=== RECORD EXCERPTS ===

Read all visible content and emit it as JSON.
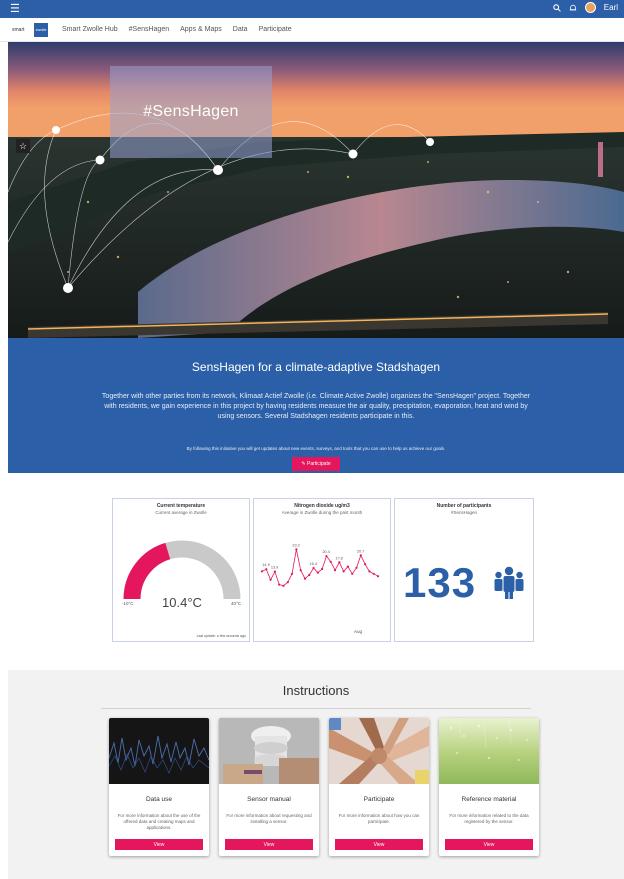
{
  "topbar": {
    "menu_icon": "hamburger-menu-icon",
    "user_name": "Earl"
  },
  "nav": {
    "logo_text": "smart",
    "logo_box_text": "zwolle",
    "links": [
      "Smart Zwolle Hub",
      "#SensHagen",
      "Apps & Maps",
      "Data",
      "Participate"
    ]
  },
  "hero": {
    "title": "#SensHagen"
  },
  "info": {
    "heading": "SensHagen for a climate-adaptive Stadshagen",
    "lead": "Together with other parties from its network, Klimaat Actief Zwolle (i.e. Climate Active Zwolle) organizes the \"SensHagen\" project. Together with residents, we gain experience in this project by having residents measure the air quality, precipitation, evaporation, heat and wind by using sensors. Several Stadshagen residents participate in this.",
    "follow_note": "By following this initiative you will get updates about new events, surveys, and tools that you can use to help us achieve our goals.",
    "participate_button": "Participate"
  },
  "widgets": {
    "temperature": {
      "title": "Current temperature",
      "subtitle": "Current average in Zwolle",
      "value": "10.4°C",
      "min": "-10°C",
      "max": "40°C",
      "fraction": 0.408,
      "last_update": "Last update: a few seconds ago"
    },
    "nitrogen": {
      "title": "Nitrogen dioxide ug/m3",
      "subtitle": "Average in Zwolle during the past month",
      "xlabel": "Aug"
    },
    "participants": {
      "title": "Number of participants",
      "subtitle": "#SensHagen",
      "value": "133"
    }
  },
  "chart_data": {
    "type": "line",
    "title": "Nitrogen dioxide ug/m3",
    "xlabel": "Aug",
    "ylabel": "",
    "labels": [
      "14.9",
      "13.9",
      "23.2",
      "15.4",
      "20.4",
      "17.8",
      "20.7"
    ],
    "values": [
      14.0,
      14.9,
      10.5,
      13.9,
      8.5,
      8.0,
      9.5,
      13.0,
      23.2,
      14.5,
      11.0,
      12.5,
      15.4,
      13.5,
      15.0,
      20.4,
      18.0,
      14.5,
      17.8,
      14.0,
      16.0,
      13.0,
      15.5,
      20.7,
      17.0,
      14.0,
      13.0,
      12.0
    ],
    "ylim": [
      0,
      30
    ],
    "grid": false,
    "legend": "none",
    "color": "#e4175e"
  },
  "instructions": {
    "title": "Instructions",
    "cards": [
      {
        "title": "Data use",
        "description": "For more information about the use of the offered data and creating maps and applications.",
        "button": "View"
      },
      {
        "title": "Sensor manual",
        "description": "For more information about requesting and installing a sensor.",
        "button": "View"
      },
      {
        "title": "Participate",
        "description": "For more information about how you can participate.",
        "button": "View"
      },
      {
        "title": "Reference material",
        "description": "For more information related to the data registered by the sensor.",
        "button": "View"
      }
    ]
  },
  "colors": {
    "brand_blue": "#2b5fa8",
    "accent_pink": "#e4175e"
  }
}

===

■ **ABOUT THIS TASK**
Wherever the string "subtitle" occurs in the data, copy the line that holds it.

■ **RESULT BELOW**
      "subtitle": "Current average in Zwolle",
      "subtitle": "Average in Zwolle during the past month",
      "subtitle": "#SensHagen",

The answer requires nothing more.